i'm very slowly working my way through West Wing (having just acquired Seasons 1 and 2 on DVD a couple months ago), and i've been trying to avoid hearing too much about what happens in later seasons...
Which leads me to open up a question I've been considering for a while here -- what's the expiration date on a plot point being a spoiler?
To begin with, a little historical perspective. In the "olden days," defined by me as before people frequently used the word "spoiler," the idea of spoiling a TV show was almost unheard of. In fact, because rerun schedules were spotty and there were no mass market VCRs, people tended to have the opposite feelings about spoilers. If you missed an episode of a favorite TV show, you would go to work the next day and ask someone what had happened. After all, you wanted to be up to date for next week's episode.
With movies, this was not the case. Movies would be available in the theaters for a long time, and people tended to go see a film over a period of many weeks. If you got together with a friend who had already seen the movie, people understood if you didn't want to discuss it. After all, you're going to spend good money to see the film yourself; you don't want to know what happens. You want to be surprised. But by the time the movie was showing up on television or being discussed in film classes, it was assumed that most people wouldn't worry about having the plot spoiled for them.
Of course, this was also long before the the VCR, the Internet, the DVD Player, the Digital Video Recorder, and file-swapping. Today, we tend to time-shift our viewing a lot, watching TV shows when it's convenient for us, not for the networks. (For example, Nomi and I have not had the time to watch a single episode of Smallville yet this season, but we have it all on tape.) And because we watch our TV shows and movies on different schedules, we now have a very different perspective on spoilers. I don't want someone telling me what happened on an episode of Lost that I missed two weeks ago, because I now have it saved and can watch it for myself.
But what happens when you're catching up with either a TV show or a movie that was first released months or years ago?
Nomi and I had an experience like this when it came to Buffy the Vampire Slayer. We hadn't bothered with the show when it first came on the air, but in the fourth season we caught the episode "Hush" and found ourselves wanting more. But we didn't want to start in the middle; we still wanted to get in on the ground floor. Fortunately, we knew people who had recorded the first three seasons on videotape and were willing to lend them to us. And because we wanted to maintain an element of surprise, we made sure to avoid all discussions, electronic and otherwise, about the first three seasons of the show. (We did the same thing with The X-Files, as I recall; when the movie came out, the FX Network broadcast the series from the beginning, and we took advantage of that to catch up from the start.)
Screenwriter and novelist William Goldman (who wrote The Princess Bride and many other wonderful things) has an interesting take on the statute of limitations on spoilers.
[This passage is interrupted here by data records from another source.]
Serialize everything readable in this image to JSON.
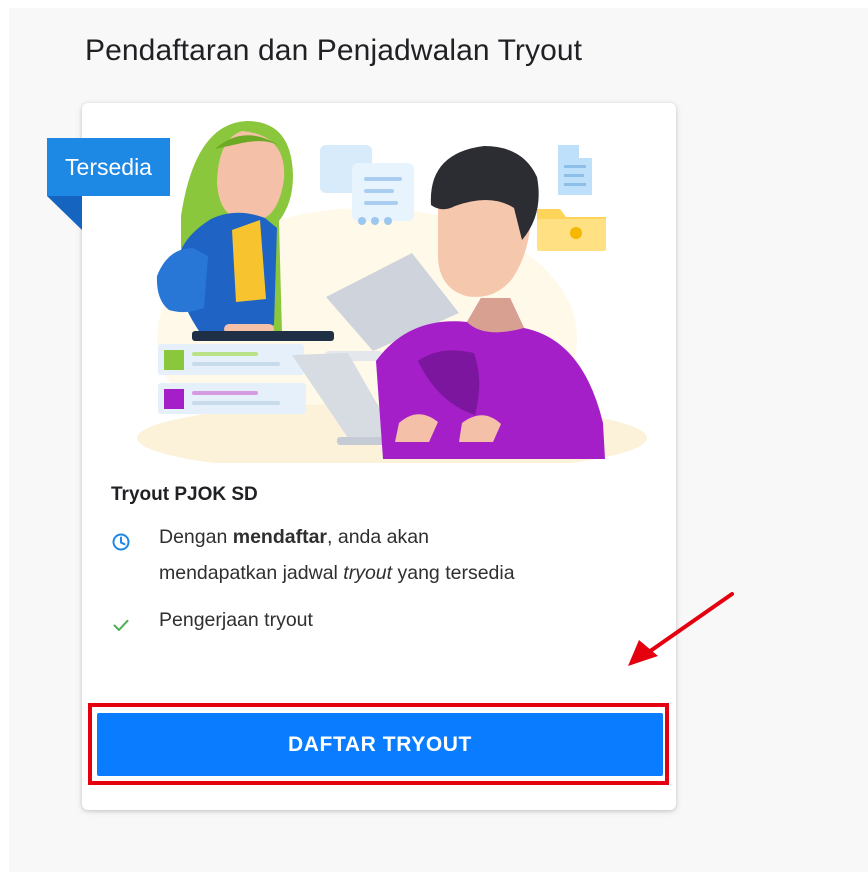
{
  "page": {
    "title": "Pendaftaran dan Penjadwalan Tryout"
  },
  "card": {
    "badge": "Tersedia",
    "tryout_title": "Tryout PJOK SD",
    "schedule_info": {
      "line1_prefix": "Dengan ",
      "line1_bold": "mendaftar",
      "line1_suffix": ", anda akan",
      "line2_prefix": "mendapatkan jadwal ",
      "line2_italic": "tryout",
      "line2_suffix": " yang tersedia",
      "icon": "clock-icon"
    },
    "work_info": {
      "label": "Pengerjaan tryout",
      "icon": "check-icon"
    },
    "button_label": "DAFTAR TRYOUT"
  },
  "colors": {
    "primary": "#0a7cff",
    "badge": "#1e88e5",
    "highlight": "#e5000f",
    "check": "#4caf50"
  }
}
In a column he published just before the 1993 Oscars ("Year of the Dog," March 22, 1993, reprinted in his collection The Big Picture: Who Killed Hollywood and Other Essays), Goldman discusses the movie The Crying Game and says the following:
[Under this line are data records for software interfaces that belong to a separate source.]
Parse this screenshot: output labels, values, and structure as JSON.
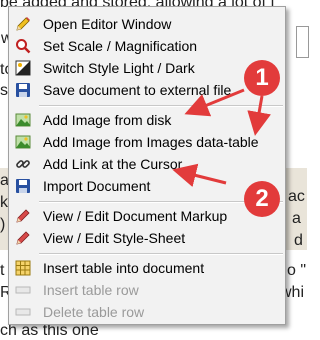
{
  "background": {
    "lines": [
      "be added and stored, allowing a lot of f",
      "w",
      "to",
      "se",
      "an",
      "ki",
      ")",
      "t",
      "Ro",
      "ch as this one"
    ],
    "right_fragments": [
      "ac",
      "a",
      "d",
      "o \"",
      "whi"
    ]
  },
  "menu": {
    "items": [
      {
        "label": "Open Editor Window",
        "icon": "pencil-icon",
        "enabled": true
      },
      {
        "label": "Set Scale / Magnification",
        "icon": "magnifier-icon",
        "enabled": true
      },
      {
        "label": "Switch Style Light / Dark",
        "icon": "light-dark-icon",
        "enabled": true
      },
      {
        "label": "Save document to external file",
        "icon": "save-icon",
        "enabled": true
      },
      {
        "label": "Add Image from disk",
        "icon": "image-icon",
        "enabled": true
      },
      {
        "label": "Add Image from Images data-table",
        "icon": "image-icon",
        "enabled": true
      },
      {
        "label": "Add Link at the Cursor",
        "icon": "link-icon",
        "enabled": true
      },
      {
        "label": "Import Document",
        "icon": "import-icon",
        "enabled": true
      },
      {
        "label": "View / Edit Document Markup",
        "icon": "pencil-red-icon",
        "enabled": true
      },
      {
        "label": "View / Edit Style-Sheet",
        "icon": "pencil-red-icon",
        "enabled": true
      },
      {
        "label": "Insert table into document",
        "icon": "table-icon",
        "enabled": true
      },
      {
        "label": "Insert table row",
        "icon": "table-row-icon",
        "enabled": false
      },
      {
        "label": "Delete table row",
        "icon": "table-row-icon",
        "enabled": false
      }
    ]
  },
  "callouts": [
    {
      "number": "1"
    },
    {
      "number": "2"
    }
  ],
  "colors": {
    "accent_red": "#e23b3b",
    "menu_bg": "#f2f2f2"
  }
}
There has been a lot of coyness when people discuss this flick. "Skip the next paragraph if you don't want to know the secret." That kind of thing.
To which I say, horsepucky.
[Goldman then reveals the big secret of the film]
There. Secret out.
Now why was I such a crummy spoilsport?...By the time you read this, the movie will have been playing in town well into its sixteenth week. If you haven't seen it by now, then you're not a movie fan, and you wouldn't have gone anyway. When does the statute of limitations on surprises run out? I say at sixteen weeks.
Of course, as I noted above, the world has changed a lot in the past twelve years. Am I at fault if I reveal the secret in the movie Citizen Kane (1941)? Should a discussion of King Kong (1933) be kept under wraps? What about movies based on books, like The Lord of the Rings and The Chronicles of Narnia? Is there anyone out there who is still unspoiled as to the identity of the man behind Darth Vader's mask, and would be legitimately upset if the name were revealed?
Which leads me to yesterday's post. As noted above, I casually referenced an event that took place last season on The West Wing. The main spoiler I mentioned in passing came from the beginning of season 6 of the show, and we're now deep in the middle of season 7. In other words, my friend quoted above feels that plot points from an episode broadcast in October 2004 -- a full 14 months in the past -- should still be placed under a spoiler warning.
So...at what point is it my responsibility to keep spoilers hidden, and at what point does it become your responsibility to avoid spoilers? After one season? Two? Three? What's the current culturally accepted norm? I'm genuinely curious.